More frosty apocalyptic releases: William C. Dietz's The Seeds of Man

Given that the hot house planet is the recognized (or denied) future gloom inducing trend, it is interesting to see so many icy apocalypses released in such short order.  We recently had both Lexi Revellian, and our friend D. Robert Grixti releasing frozen end times fare.
Now we have William C. Dietz, a well established science fiction author who seems to reside within the highly commercial, (possibly) male-driven, science fiction adventure niche.
The possibly too serious minded Science Fiction Encyclopedia dams him slightly with feint praise:
As an author of entertainments, Dietz stands out for his thorough grasp of the devices of sf.
In any case his new icy fair is The Seeds of Man

From the blurb:
With The Seeds of Man New York Times bestselling science fiction author William C. Dietz offers us a post apocalyptic future where bullets can be used to purchase anything, and only the strongest will survive.
Millions were killed during a brief nuclear war. But now, fifty years later, the world is locked in the cold embrace of a nuclear winter and food is scarce. Billions of people are dead of starvation and the survivors are battling each other for what remains.
Two youngsters are running around in this mess.  The seeds are from a seed bank, so I don't think it involves the type of seed (as in spilling) in Genesis 38:9
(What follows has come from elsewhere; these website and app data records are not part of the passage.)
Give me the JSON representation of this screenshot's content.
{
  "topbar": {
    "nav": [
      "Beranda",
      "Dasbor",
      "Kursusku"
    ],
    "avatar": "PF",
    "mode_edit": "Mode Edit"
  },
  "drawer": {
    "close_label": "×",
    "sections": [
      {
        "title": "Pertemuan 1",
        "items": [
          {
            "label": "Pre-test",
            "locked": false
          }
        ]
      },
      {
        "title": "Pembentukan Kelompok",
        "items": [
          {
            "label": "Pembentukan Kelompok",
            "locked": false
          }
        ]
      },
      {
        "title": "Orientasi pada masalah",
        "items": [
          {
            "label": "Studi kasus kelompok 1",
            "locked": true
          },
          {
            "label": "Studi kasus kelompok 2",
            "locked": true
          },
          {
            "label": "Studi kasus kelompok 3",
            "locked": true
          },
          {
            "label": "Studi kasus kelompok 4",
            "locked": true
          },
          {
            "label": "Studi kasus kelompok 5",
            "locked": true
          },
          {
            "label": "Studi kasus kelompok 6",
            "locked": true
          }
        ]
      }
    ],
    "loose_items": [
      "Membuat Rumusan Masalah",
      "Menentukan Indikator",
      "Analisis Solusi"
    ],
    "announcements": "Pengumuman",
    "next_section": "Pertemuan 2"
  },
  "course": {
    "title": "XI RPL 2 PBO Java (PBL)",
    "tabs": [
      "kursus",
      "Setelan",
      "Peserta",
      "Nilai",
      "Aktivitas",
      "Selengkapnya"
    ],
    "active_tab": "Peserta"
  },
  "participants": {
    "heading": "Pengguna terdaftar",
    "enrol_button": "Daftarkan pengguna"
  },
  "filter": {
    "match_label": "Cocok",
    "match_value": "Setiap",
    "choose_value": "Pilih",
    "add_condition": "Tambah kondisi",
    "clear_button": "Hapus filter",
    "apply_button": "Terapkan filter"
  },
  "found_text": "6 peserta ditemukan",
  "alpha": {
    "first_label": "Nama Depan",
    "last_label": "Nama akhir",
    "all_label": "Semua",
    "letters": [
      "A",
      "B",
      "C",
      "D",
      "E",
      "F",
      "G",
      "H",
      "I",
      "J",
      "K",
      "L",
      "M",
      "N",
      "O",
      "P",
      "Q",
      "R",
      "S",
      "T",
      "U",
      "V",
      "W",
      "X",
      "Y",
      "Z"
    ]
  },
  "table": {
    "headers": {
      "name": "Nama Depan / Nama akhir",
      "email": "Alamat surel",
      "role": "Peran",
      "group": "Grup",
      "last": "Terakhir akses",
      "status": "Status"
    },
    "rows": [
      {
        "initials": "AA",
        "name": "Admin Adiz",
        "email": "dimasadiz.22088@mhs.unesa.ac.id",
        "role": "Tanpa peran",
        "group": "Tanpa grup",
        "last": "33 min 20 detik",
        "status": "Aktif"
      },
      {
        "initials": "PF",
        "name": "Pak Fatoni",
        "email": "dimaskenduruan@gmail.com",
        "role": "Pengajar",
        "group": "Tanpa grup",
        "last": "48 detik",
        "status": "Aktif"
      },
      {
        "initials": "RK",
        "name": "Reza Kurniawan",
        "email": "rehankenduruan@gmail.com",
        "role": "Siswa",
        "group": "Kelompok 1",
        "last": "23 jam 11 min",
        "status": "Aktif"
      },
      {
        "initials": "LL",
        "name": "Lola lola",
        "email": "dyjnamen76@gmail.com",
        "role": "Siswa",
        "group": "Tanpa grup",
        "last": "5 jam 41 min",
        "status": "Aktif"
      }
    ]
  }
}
I don't have anything against the cover, but although Dietz is the heavy of the three authors we have noted, I think I like the other two covers better.  Particularly Ms. Lexi's snowglobe.  Dietz's cover for some reason it just seems like it is Paul Bunyan on the front cover.